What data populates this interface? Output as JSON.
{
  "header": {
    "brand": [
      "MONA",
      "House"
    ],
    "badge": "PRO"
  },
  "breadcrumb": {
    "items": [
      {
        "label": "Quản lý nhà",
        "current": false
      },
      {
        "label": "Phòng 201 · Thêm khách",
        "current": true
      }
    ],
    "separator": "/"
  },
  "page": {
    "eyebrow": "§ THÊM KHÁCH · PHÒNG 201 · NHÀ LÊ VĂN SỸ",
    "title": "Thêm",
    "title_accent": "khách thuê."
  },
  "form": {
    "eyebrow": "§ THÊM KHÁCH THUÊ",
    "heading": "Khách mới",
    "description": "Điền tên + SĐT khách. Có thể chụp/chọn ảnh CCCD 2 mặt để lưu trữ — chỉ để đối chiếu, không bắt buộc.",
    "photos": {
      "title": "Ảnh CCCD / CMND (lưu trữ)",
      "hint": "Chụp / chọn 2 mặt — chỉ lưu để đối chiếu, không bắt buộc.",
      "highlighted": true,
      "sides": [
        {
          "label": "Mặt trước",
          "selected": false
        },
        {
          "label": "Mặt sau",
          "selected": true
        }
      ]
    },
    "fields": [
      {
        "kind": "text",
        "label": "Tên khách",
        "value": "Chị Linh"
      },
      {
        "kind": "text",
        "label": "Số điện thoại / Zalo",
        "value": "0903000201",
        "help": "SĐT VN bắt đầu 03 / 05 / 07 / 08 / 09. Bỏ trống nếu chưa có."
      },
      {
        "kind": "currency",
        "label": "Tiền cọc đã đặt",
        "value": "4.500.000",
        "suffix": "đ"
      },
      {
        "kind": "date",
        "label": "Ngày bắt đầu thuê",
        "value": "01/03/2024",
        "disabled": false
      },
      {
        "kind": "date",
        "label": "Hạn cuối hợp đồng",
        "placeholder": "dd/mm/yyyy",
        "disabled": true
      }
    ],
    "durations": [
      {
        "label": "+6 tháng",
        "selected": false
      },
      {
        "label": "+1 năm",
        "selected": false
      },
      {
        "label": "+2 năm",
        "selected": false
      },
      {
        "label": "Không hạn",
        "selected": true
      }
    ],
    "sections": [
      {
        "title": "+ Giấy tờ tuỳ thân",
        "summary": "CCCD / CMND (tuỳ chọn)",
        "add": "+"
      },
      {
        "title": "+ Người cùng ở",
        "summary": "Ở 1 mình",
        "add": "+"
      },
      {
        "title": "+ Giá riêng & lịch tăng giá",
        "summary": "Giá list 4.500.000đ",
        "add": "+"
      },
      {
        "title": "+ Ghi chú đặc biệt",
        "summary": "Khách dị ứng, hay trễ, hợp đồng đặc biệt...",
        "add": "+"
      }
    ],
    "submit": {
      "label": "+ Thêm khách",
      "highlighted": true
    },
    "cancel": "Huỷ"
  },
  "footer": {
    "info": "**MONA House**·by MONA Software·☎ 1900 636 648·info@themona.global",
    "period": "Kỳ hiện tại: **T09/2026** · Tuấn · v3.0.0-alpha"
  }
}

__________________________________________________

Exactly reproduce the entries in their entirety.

What data populates this interface? Output as JSON.
{
  "header": {
    "brand": [
      "MONA",
      "House"
    ],
    "badge": "PRO"
  },
  "breadcrumb": {
    "items": [
      {
        "label": "Quản lý nhà",
        "current": false
      },
      {
        "label": "Phòng 201 · Thêm khách",
        "current": true
      }
    ],
    "separator": "/"
  },
  "page": {
    "eyebrow": "§ THÊM KHÁCH · PHÒNG 201 · NHÀ LÊ VĂN SỸ",
    "title": "Thêm",
    "title_accent": "khách thuê."
  },
  "form": {
    "eyebrow": "§ THÊM KHÁCH THUÊ",
    "heading": "Khách mới",
    "description": "Điền tên + SĐT khách. Có thể chụp/chọn ảnh CCCD 2 mặt để lưu trữ — chỉ để đối chiếu, không bắt buộc.",
    "photos": {
      "title": "Ảnh CCCD / CMND (lưu trữ)",
      "hint": "Chụp / chọn 2 mặt — chỉ lưu để đối chiếu, không bắt buộc.",
      "highlighted": true,
      "sides": [
        {
          "label": "Mặt trước",
          "selected": false
        },
        {
          "label": "Mặt sau",
          "selected": true
        }
      ]
    },
    "fields": [
      {
        "kind": "text",
        "label": "Tên khách",
        "value": "Chị Linh"
      },
      {
        "kind": "text",
        "label": "Số điện thoại / Zalo",
        "value": "0903000201",
        "help": "SĐT VN bắt đầu 03 / 05 / 07 / 08 / 09. Bỏ trống nếu chưa có."
      },
      {
        "kind": "currency",
        "label": "Tiền cọc đã đặt",
        "value": "4.500.000",
        "suffix": "đ"
      },
      {
        "kind": "date",
        "label": "Ngày bắt đầu thuê",
        "value": "01/03/2024",
        "disabled": false
      },
      {
        "kind": "date",
        "label": "Hạn cuối hợp đồng",
        "placeholder": "dd/mm/yyyy",
        "disabled": true
      }
    ],
    "durations": [
      {
        "label": "+6 tháng",
        "selected": false
      },
      {
        "label": "+1 năm",
        "selected": false
      },
      {
        "label": "+2 năm",
        "selected": false
      },
      {
        "label": "Không hạn",
        "selected": true
      }
    ],
    "sections": [
      {
        "title": "+ Giấy tờ tuỳ thân",
        "summary": "CCCD / CMND (tuỳ chọn)",
        "add": "+"
      },
      {
        "title": "+ Người cùng ở",
        "summary": "Ở 1 mình",
        "add": "+"
      },
      {
        "title": "+ Giá riêng & lịch tăng giá",
        "summary": "Giá list 4.500.000đ",
        "add": "+"
      },
      {
        "title": "+ Ghi chú đặc biệt",
        "summary": "Khách dị ứng, hay trễ, hợp đồng đặc biệt...",
        "add": "+"
      }
    ],
    "submit": {
      "label": "+ Thêm khách",
      "highlighted": true
    },
    "cancel": "Huỷ"
  },
  "footer": {
    "info": "**MONA House**·by MONA Software·☎ 1900 636 648·info@themona.global",
    "period": "Kỳ hiện tại: **T09/2026** · Tuấn · v3.0.0-alpha"
  }
}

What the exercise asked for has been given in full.